In a plea agreement, Rust admitted that he owned and operated Rust Rare Coin in Salt Lake City from 2002 until 2018. In 2008, Rust began a "silver trading program" that was fraudulent and operated as a Ponzi scheme, according to the U.S. Attorney's Office. Rust told investors he could make money by the buying and selling of silver bullion and that 100% of investor funds would go toward the buying of silver.
Over the years, investors gave Rust around $225 million, though Rust admitted that he used money from newer investors to pay older investors — the hallmark of a Ponzi scheme — and give the appearance that the trading program was profitable. The U.S. Attorney's Office said Rust told investors that by using algorithms, he never had a month where he lost money, and that even the worst year yielded a 12% return.
In reality, Rust had little to no silver and had not stored silver since 2016. Charging documents allege that Rust diverted investor money for his personal businesses or his personal use. Rust also admitted that in January 2016 he opened three personal accounts at Zions Bank and used the accounts to launder roughly $18 million. Some investors would later file a lawsuit against Zions Bank, alleging the bank helped Rust continue the fraud scheme.
"We hope that a 19-year prison sentence and an order to pay over $153 million sends a message to the community that the U.S. Attorney's Office is committed to prosecuting financial crimes," said Utah U.S. Attorney Andrea Martinez in a statement. "Those who defraud their family, friends and associates out of their hard-earned savings will be held accountable."
In addition to Rust's sentencing on Tuesday, his son Joshua Rust, 39, pleaded guilty to misprison of wire fraud conspiracy, according to a statement in advance of his plea. The document indicates Joshua Rust could face a maximum prison sentence of up to three years, a $250,000 fine and three years of supervised release. However, his sentence will more likely be up to 18 months in prison or five years of probation.

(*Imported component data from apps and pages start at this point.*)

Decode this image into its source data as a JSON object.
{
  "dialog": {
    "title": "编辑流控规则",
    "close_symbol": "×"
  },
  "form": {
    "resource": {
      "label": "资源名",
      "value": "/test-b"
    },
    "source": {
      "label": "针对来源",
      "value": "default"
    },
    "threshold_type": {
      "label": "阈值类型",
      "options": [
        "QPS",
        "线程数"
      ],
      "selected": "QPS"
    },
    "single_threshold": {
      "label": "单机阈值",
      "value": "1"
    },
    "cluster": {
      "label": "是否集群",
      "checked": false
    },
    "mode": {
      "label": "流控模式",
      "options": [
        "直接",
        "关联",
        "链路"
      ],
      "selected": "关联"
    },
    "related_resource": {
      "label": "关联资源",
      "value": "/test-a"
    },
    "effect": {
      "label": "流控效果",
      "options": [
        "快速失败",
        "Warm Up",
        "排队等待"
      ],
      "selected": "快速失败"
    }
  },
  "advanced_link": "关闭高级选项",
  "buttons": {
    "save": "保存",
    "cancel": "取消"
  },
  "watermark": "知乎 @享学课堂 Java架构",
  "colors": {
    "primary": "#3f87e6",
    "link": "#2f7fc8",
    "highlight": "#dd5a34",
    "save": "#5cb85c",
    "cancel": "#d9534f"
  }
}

In June 2020, Denise Rust, 61, pleaded guilty to a money laundering charge, and she was later sentenced the following September to 18 months in prison with three years of supervised release. She described herself as an "unwitting pawn in Gaylen's world" during her sentencing hearing.
Correction: An earlier version incorrectly stated Joshua Rust pleaded guilty to wire fraud instead of misprison of wire fraud conspiracy.